_INSTRUCTIONS TO FOLLOW_
What is needed is a word-for-word copy of all the entries, minus the pictures.

[Entries from a dataset of interfaces]
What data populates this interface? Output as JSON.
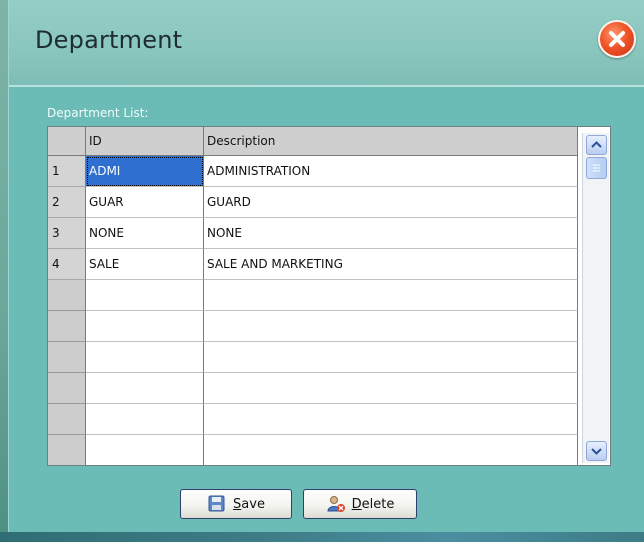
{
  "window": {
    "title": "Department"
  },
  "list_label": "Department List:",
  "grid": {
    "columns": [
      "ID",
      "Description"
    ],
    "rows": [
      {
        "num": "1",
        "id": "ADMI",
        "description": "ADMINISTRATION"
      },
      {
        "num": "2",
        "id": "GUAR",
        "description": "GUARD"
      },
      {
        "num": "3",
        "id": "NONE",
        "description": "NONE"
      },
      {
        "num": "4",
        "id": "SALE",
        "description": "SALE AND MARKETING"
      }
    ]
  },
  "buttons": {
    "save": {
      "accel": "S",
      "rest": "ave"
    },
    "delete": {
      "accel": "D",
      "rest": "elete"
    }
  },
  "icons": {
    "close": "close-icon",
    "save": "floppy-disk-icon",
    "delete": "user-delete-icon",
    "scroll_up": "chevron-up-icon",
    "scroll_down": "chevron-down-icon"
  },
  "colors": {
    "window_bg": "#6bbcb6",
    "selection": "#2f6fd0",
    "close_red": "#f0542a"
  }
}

_REPLY TO THE EXERCISE_
What data populates this interface? Output as JSON.
{
  "window": {
    "title": "Department"
  },
  "list_label": "Department List:",
  "grid": {
    "columns": [
      "ID",
      "Description"
    ],
    "rows": [
      {
        "num": "1",
        "id": "ADMI",
        "description": "ADMINISTRATION"
      },
      {
        "num": "2",
        "id": "GUAR",
        "description": "GUARD"
      },
      {
        "num": "3",
        "id": "NONE",
        "description": "NONE"
      },
      {
        "num": "4",
        "id": "SALE",
        "description": "SALE AND MARKETING"
      }
    ]
  },
  "buttons": {
    "save": {
      "accel": "S",
      "rest": "ave"
    },
    "delete": {
      "accel": "D",
      "rest": "elete"
    }
  },
  "icons": {
    "close": "close-icon",
    "save": "floppy-disk-icon",
    "delete": "user-delete-icon",
    "scroll_up": "chevron-up-icon",
    "scroll_down": "chevron-down-icon"
  },
  "colors": {
    "window_bg": "#6bbcb6",
    "selection": "#2f6fd0",
    "close_red": "#f0542a"
  }
}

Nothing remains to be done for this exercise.